Repositioning America as an Atlantic and Pacific Nation
- Amy Lee (University of California, Berkeley), Marguerite Nguyen (Wesleyan University), Kelvin Black (Hunter College, CUNY )
“The United States,” says Bruce Cumings, “is the only great power with long Atlantic and Pacific coasts, making it simultaneously an Atlantic and a Pacific nation.” Yet, theorizations of transnational America conventionally focus on one or the other, not both. This seminar explores the challenge of situating America bicoastally as a problem of epistemology that engaging with American literary and philosophical histories can illuminate. We posit alongside Carolyn Porter that what vexes the American subject’s ability to position itself in history and geography is an Emersonian literary tradition of ahistorical and reified consciousness.
This seminar foregrounds literature of the American Pacific and Atlantic to examine and compare key concepts and rubrics governing knowledge production (e.g. diaspora, modernism, revolution, unfree labor, etc.). How have disciplinary organizations of knowledge led to a divergence between transpacific and transatlantic literary studies? How might a conversation between these fields lead to alternative epistemologies and literary paradigms that can further existing critiques of American exceptionalist thought? In addition to revisiting established frameworks that provide fruitful nodes of comparison and discourse between transpacific and transatlantic concerns, we hope to generate discussions on new trajectories for future research.
Paper topics may include:
- the State and knowledge production
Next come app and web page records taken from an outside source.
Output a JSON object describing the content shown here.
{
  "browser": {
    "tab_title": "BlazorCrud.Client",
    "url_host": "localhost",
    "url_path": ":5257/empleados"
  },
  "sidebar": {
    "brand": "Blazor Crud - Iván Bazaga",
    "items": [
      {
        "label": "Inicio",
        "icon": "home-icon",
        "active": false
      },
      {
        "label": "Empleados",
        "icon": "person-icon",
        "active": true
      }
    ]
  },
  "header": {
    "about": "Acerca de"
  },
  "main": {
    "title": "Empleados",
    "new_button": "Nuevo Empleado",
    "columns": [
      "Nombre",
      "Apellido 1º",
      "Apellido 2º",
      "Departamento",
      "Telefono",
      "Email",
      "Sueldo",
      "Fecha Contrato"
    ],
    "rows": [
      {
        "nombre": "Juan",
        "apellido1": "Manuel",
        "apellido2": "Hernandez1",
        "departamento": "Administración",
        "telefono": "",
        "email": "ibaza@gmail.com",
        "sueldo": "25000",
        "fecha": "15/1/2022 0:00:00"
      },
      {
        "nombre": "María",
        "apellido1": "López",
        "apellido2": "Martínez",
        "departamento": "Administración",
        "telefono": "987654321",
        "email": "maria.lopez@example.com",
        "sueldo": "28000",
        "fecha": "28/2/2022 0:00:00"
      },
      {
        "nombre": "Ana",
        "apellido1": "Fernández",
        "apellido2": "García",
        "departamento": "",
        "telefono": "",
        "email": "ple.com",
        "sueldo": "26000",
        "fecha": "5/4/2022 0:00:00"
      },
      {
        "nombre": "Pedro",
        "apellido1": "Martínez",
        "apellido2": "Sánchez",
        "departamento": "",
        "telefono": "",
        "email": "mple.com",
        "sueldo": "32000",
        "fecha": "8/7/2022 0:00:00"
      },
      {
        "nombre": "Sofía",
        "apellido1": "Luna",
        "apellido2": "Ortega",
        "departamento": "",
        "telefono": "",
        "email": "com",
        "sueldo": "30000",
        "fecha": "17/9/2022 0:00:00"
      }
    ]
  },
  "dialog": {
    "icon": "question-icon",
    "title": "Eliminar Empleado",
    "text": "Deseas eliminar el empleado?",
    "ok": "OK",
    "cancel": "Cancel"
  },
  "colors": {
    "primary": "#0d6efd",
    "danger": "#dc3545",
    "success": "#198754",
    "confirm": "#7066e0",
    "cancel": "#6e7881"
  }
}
- notions of American and Pacific time
- oceanic, transnational, peripheral spaces
- literary engagements with history
- literary movements
- archives, methodology, and epistemology
- the political stakes of knowledge production
- the circulation of key concepts such as diaspora
- capital and history
SEMINAR KEYWORDS: transatlantic literature, transpacific literature, epistemology, philosophy of thought, knowledge production, diaspora, modernism, slavery, exceptionalism, comparison